The students started on the tunnel in Transition year. Their teacher explained that she met a little resistance, when it came to trying vegetables. But by the sixth class, they were all converted. One of the students commented that she now has a lifelong love for horticulture, and also loves the fresh and zingy taste of tomatoes.

They took great pride in showing me their packed folders that have been developed over two years, as part of their Agri-Science Leaving Cert. They have to do over 15 experiments including one with living plants. The tunnel was packed with vegetables from broad beans to potatoes.

The students were also doing an experiment, to see if there was a different growth rate, between certified and uncertified oats.

The home economics classes also use the polytunnel for their “grow to grow project”.

The student reused plastic soup pots for planting spinach and wooden spoons for labels.

As part of happiness week, they made delicious salads and smoothies using the vegetables from the tunnel.

Next I headed outside to meet the hard working students who have developed a biodiversity garden that is a home for bees, butterflies and birds. I was really surprised at their dedication, as all of the work is voluntary, and done during lunch break, and after school.

A great spirt of learning and cooperation pervades this class and garden.

Gardening teaches lessons for life and one of the best is that not everything grows to plan. Snowdrops planted in anticipation of visiting spring bees failed to materialize, but they will try them in pots this year. Also the weather can be challenging and aches/pains and a few blisters all add to the experience. Ivan the caretaker has also been inspired and is a great help and support to the students in developing the garden.

The next stage includes a water feature, with sensory plants, to reflect the needs of students with autism. Also a seat where students can relax and enjoy the sounds and sights of nature is on the cards; this contact with nature is good for their mental health.

The message has been spread, to the wider school and parents. On their open night they did a presentation, with message like bee-lieve and bee-hopeful.

Schools are never quiet and on Monday, six girls are off to NUI Galway to do a presentation for the opening rounds of the Young scientist competition. I got the chance to view their presentation, and learnt a few new facts myself, from the depth of their research.

Upcoming event

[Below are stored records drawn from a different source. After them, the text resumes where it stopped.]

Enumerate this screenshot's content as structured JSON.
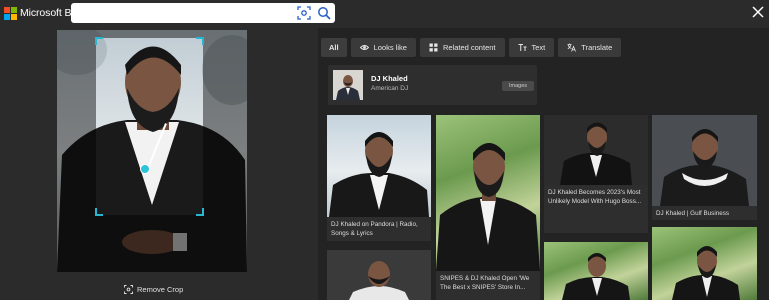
{
  "header": {
    "brand": "Microsoft Bing",
    "search_value": "",
    "logo_colors": [
      "#f25022",
      "#7fba00",
      "#00a4ef",
      "#ffb900"
    ]
  },
  "left": {
    "remove_crop_label": "Remove Crop"
  },
  "tabs": [
    {
      "label": "All",
      "icon": "none",
      "active": true
    },
    {
      "label": "Looks like",
      "icon": "eye-icon",
      "active": false
    },
    {
      "label": "Related content",
      "icon": "grid-icon",
      "active": false
    },
    {
      "label": "Text",
      "icon": "text-icon",
      "active": false
    },
    {
      "label": "Translate",
      "icon": "translate-icon",
      "active": false
    }
  ],
  "entity": {
    "name": "DJ Khaled",
    "description": "American DJ",
    "badge": "Images"
  },
  "results": [
    {
      "caption": "DJ Khaled on Pandora | Radio, Songs & Lyrics"
    },
    {
      "caption": "SNIPES & DJ Khaled Open 'We The Best x SNIPES' Store In..."
    },
    {
      "caption": "DJ Khaled Becomes 2023's Most Unlikely Model With Hugo Boss..."
    },
    {
      "caption": "DJ Khaled | Gulf Business"
    },
    {
      "caption": ""
    },
    {
      "caption": ""
    },
    {
      "caption": ""
    }
  ],
  "colors": {
    "accent_crop": "#29b6d1",
    "background": "#2b2b2b",
    "panel": "#232323"
  }
}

An Taisce/Living Limerick. Making Communities friendlier for wildlife: Join An Taisce/Living Limerick and Westbury Community Group, as we discover how to encourage more birds, butterflies and insects. Meet outside St Nicholas Church from 10.30am- 12.30am on Saturday, April 13.

For More

albert.nolan@rocketmail.com or 089 4230502.